A new year – a new Kokoda Challenge

On the eve of registering a team for this year’s Kokoda Challenge, I take a look back at last year’s achievement…

At 3.45am on Saturday 17th July my alarm beeped, forcing me to get up and face The Kokoda Challenge, an event we had been training hard for since February.

The Kokoda Challenge is Australia’s toughest endurance event.  It involves walking (or running for those who are that way inclined) 96 km through some of the steepest sections of the Gold Coast Hinterland within 39 hours without sleep (that’s more than double a marathon, non-stop and over hills).

My team, known as the M&M’s (for Michelle, Melissa, Sue and Sarah), wondered as we headed towards the starting line just before 7am with our little ninja M&M mascots hanging from our packs: “Had we done enough hill, night and distance training?”  “Would our niggling injuries behave themselves?” and “Would we make it to the finish line as a full team as is the spirit of the event?”

Armed with a supply of energy tonics, anti-inflammatory herbs and some nutritional supplements that I had put together from my natural medicine clinic plus some acupressure knowledge for nausea, anxiety, pain and fatigue, the M&M’s (a determined bunch of ladies) survived the high and lows of the track.  The steep up-hills, the steep down-hills, the creek crossings in the dark, the times when your body struggled, the times when your mind struggled – these were all balanced out by some very memorable moments.  Looking behind you in the dark to see headlamps twinkling in the distance like little fairies, or seeing the gold coast lights shining from a peak we had just climbed, and even the many hours we passed through the night thinking of and singing any song with the word ‘night’ in it.

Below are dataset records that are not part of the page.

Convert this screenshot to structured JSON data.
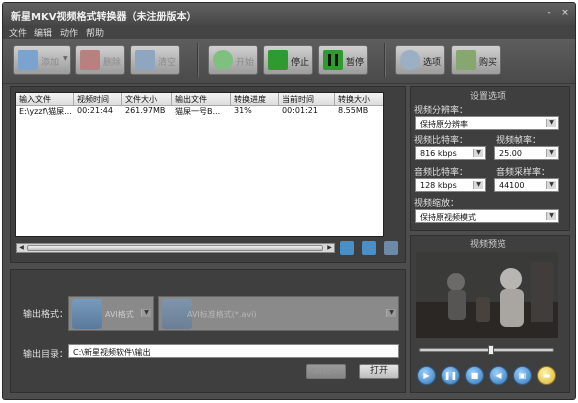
{
  "window": {
    "title": "新星MKV视频格式转换器（未注册版本）",
    "minimize": "-",
    "close": "×"
  },
  "menu": [
    "文件",
    "编辑",
    "动作",
    "帮助"
  ],
  "toolbar": {
    "add": "添加",
    "delete": "删除",
    "clear": "清空",
    "start": "开始",
    "stop": "停止",
    "pause": "暂停",
    "options": "选项",
    "buy": "购买"
  },
  "table": {
    "headers": [
      "输入文件",
      "视频时间",
      "文件大小",
      "输出文件",
      "转换进度",
      "当前时间",
      "转换大小"
    ],
    "rows": [
      [
        "E:\\yzzf\\猫屎...",
        "00:21:44",
        "261.97MB",
        "猫屎一号B...",
        "31%",
        "00:01:21",
        "8.55MB"
      ]
    ]
  },
  "output": {
    "format_label": "输出格式：",
    "format_group": "AVI格式",
    "format_value": "AVI标准格式(*.avi)",
    "dir_label": "输出目录：",
    "dir_value": "C:\\新星视频软件\\输出",
    "browse": "浏览...",
    "open": "打开"
  },
  "settings": {
    "title": "设置选项",
    "resolution_label": "视频分辨率：",
    "resolution_value": "保持原分辨率",
    "vbitrate_label": "视频比特率：",
    "vbitrate_value": "816 kbps",
    "framerate_label": "视频帧率：",
    "framerate_value": "25.00",
    "abitrate_label": "音频比特率：",
    "abitrate_value": "128 kbps",
    "samplerate_label": "音频采样率：",
    "samplerate_value": "44100",
    "scale_label": "视频缩放：",
    "scale_value": "保持原视频模式"
  },
  "preview": {
    "title": "视频预览",
    "progress": 0.53
  },
  "colors": {
    "window_bg": "#4d4d4d",
    "panel_bg": "#3f3f3f",
    "accent_blue": "#2f74b5"
  }
}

Yes, our feet hurt more than we could imagine.  Yes, injuries were aggravated – but luckily no new ones were sustained.  And yes, there were many quiet, contemplative moments overnight where we all were thinking “I could be fast asleep in a warm bed right now”.  But these thoughts were all overshadowed when at 32 hours and 8 minutes the M&M’s crossed the finish line – there were tears, there were smiles, there were hugs and there were yawns.  And despite taking a fair amount longer than we had planned on, we were in the 50% of teams who made it across the line as a whole team within the time limit of 39 hours.  Not only that, we also adopted two honorary M&M’s who had lost half of their team to injury and needed another team to walk with.  The more the merrier I say!  And not bad for a first effort, either.

If you have an opportunity to be a part of this event in the future – do it!  The event (and training leading up to it) is hard, yet incredibly rewarding.  You will employ each of the Kokoda Challenge’s values just to make it to the finish (even if you don’t think you will beforehand): endurance, courage, sacrifice and mateship.  The event supports young Australians (The Kokoda Kids) to develop these qualities through physical endeavours and charity work in Papua New Guinea.  The Kokoda Kids that I met on the track were a credit to the organisers – I’m proud to have been involved and support this event.

For further information on Chinese Medicine contact Dr Sarah George (Acupuncture).  Sarah is a practitioner of acupuncture (AHPRA registered), massage therapy and natural health at her Broadbeach clinic and is the Chinese Medicine Senior Lecturer at the Endeavour College of Natural Health Gold Coast campus.